What then, of the finding that Oreos "activated significantly more neurons than cocaine or morphine?" That claim is like comparing apples and … doing a line. They have different mechanisms of action, and just because something "activates more neurons" doesn't mean it's more addictive. You can stop eating Oreos with no physical symptoms. You can eat a Nilla Wafer instead if you really want to. But you can't go from drinking two handles of vodka a day to drinking orange juice.


"Dependency is essentially when you can't stop using the drug without help," he said. "Preferring Oreos over rice cakes isn't a brain disease."

Of course, the students at Connecticut College aren't solely to blame for all of this. There have been dozens of studies comparing the addictiveness of random things (power! corn syrup!) to cocaine. And Motherboard is guilty, too, although we've tried to avoid saying users develop a chemical dependence to Facebook—at least with a straight face.

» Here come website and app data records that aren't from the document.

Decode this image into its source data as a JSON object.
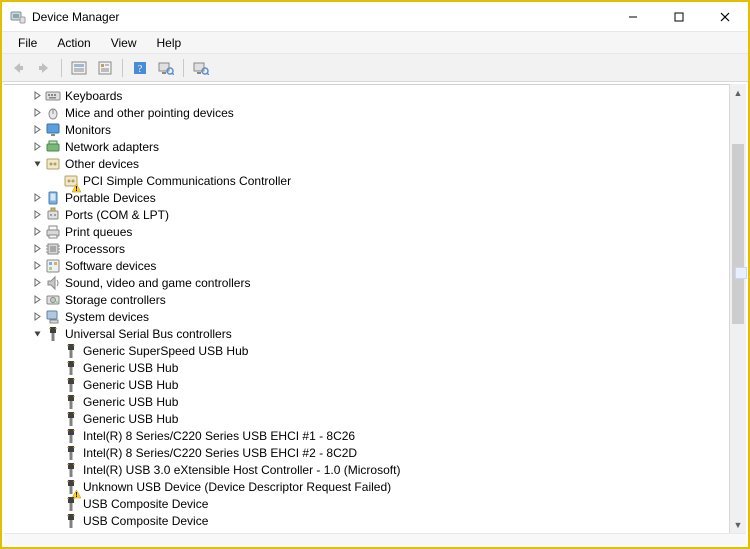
{
  "window": {
    "title": "Device Manager"
  },
  "menu": {
    "file": "File",
    "action": "Action",
    "view": "View",
    "help": "Help"
  },
  "tree": {
    "nodes": [
      {
        "depth": 1,
        "expand": "closed",
        "icon": "keyboard",
        "warn": false,
        "label": "Keyboards"
      },
      {
        "depth": 1,
        "expand": "closed",
        "icon": "mouse",
        "warn": false,
        "label": "Mice and other pointing devices"
      },
      {
        "depth": 1,
        "expand": "closed",
        "icon": "monitor",
        "warn": false,
        "label": "Monitors"
      },
      {
        "depth": 1,
        "expand": "closed",
        "icon": "network",
        "warn": false,
        "label": "Network adapters"
      },
      {
        "depth": 1,
        "expand": "open",
        "icon": "other",
        "warn": false,
        "label": "Other devices"
      },
      {
        "depth": 2,
        "expand": "none",
        "icon": "other",
        "warn": true,
        "label": "PCI Simple Communications Controller"
      },
      {
        "depth": 1,
        "expand": "closed",
        "icon": "portable",
        "warn": false,
        "label": "Portable Devices"
      },
      {
        "depth": 1,
        "expand": "closed",
        "icon": "ports",
        "warn": false,
        "label": "Ports (COM & LPT)"
      },
      {
        "depth": 1,
        "expand": "closed",
        "icon": "printer",
        "warn": false,
        "label": "Print queues"
      },
      {
        "depth": 1,
        "expand": "closed",
        "icon": "processor",
        "warn": false,
        "label": "Processors"
      },
      {
        "depth": 1,
        "expand": "closed",
        "icon": "software",
        "warn": false,
        "label": "Software devices"
      },
      {
        "depth": 1,
        "expand": "closed",
        "icon": "sound",
        "warn": false,
        "label": "Sound, video and game controllers"
      },
      {
        "depth": 1,
        "expand": "closed",
        "icon": "storage",
        "warn": false,
        "label": "Storage controllers"
      },
      {
        "depth": 1,
        "expand": "closed",
        "icon": "system",
        "warn": false,
        "label": "System devices"
      },
      {
        "depth": 1,
        "expand": "open",
        "icon": "usb-ctrl",
        "warn": false,
        "label": "Universal Serial Bus controllers"
      },
      {
        "depth": 2,
        "expand": "none",
        "icon": "usb",
        "warn": false,
        "label": "Generic SuperSpeed USB Hub"
      },
      {
        "depth": 2,
        "expand": "none",
        "icon": "usb",
        "warn": false,
        "label": "Generic USB Hub"
      },
      {
        "depth": 2,
        "expand": "none",
        "icon": "usb",
        "warn": false,
        "label": "Generic USB Hub"
      },
      {
        "depth": 2,
        "expand": "none",
        "icon": "usb",
        "warn": false,
        "label": "Generic USB Hub"
      },
      {
        "depth": 2,
        "expand": "none",
        "icon": "usb",
        "warn": false,
        "label": "Generic USB Hub"
      },
      {
        "depth": 2,
        "expand": "none",
        "icon": "usb",
        "warn": false,
        "label": "Intel(R) 8 Series/C220 Series  USB EHCI #1 - 8C26"
      },
      {
        "depth": 2,
        "expand": "none",
        "icon": "usb",
        "warn": false,
        "label": "Intel(R) 8 Series/C220 Series  USB EHCI #2 - 8C2D"
      },
      {
        "depth": 2,
        "expand": "none",
        "icon": "usb",
        "warn": false,
        "label": "Intel(R) USB 3.0 eXtensible Host Controller - 1.0 (Microsoft)"
      },
      {
        "depth": 2,
        "expand": "none",
        "icon": "usb",
        "warn": true,
        "label": "Unknown USB Device (Device Descriptor Request Failed)"
      },
      {
        "depth": 2,
        "expand": "none",
        "icon": "usb",
        "warn": false,
        "label": "USB Composite Device"
      },
      {
        "depth": 2,
        "expand": "none",
        "icon": "usb",
        "warn": false,
        "label": "USB Composite Device"
      }
    ]
  }
}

It's buzzy and sensational to call things as "addictive as cocaine," and it's a hell of a good way to get your study noticed by news outlets. But addiction researchers are split on how to even define how "addictive" a substance is. That's one of the reasons the word is never classified in DSM-IV.

"Is it how hard a drug grabs people? Is it the percentage who develop a habit? Is it how dangerous it is?" Erickson said.

He's developed his own measure for it: The percentage of people who will develop the disease of dependency, based on the DSM-IV guidelines, if they use a drug. By that measure, if scientists want to make headlines, they should be comparing the addictiveness of that horrific new Chinese Food song or that delicious ramen place on the corner to nicotine, not cocaine.

"According to that, the most chemically addictive is nicotine because one third of people who use it during their lifetime will develop dependency," he said. "For cocaine, it's 20 percent. For heroin, it's 23 percent."

Noted. In that case, debunking bad science is as addicting as a refreshing bite of tomacco.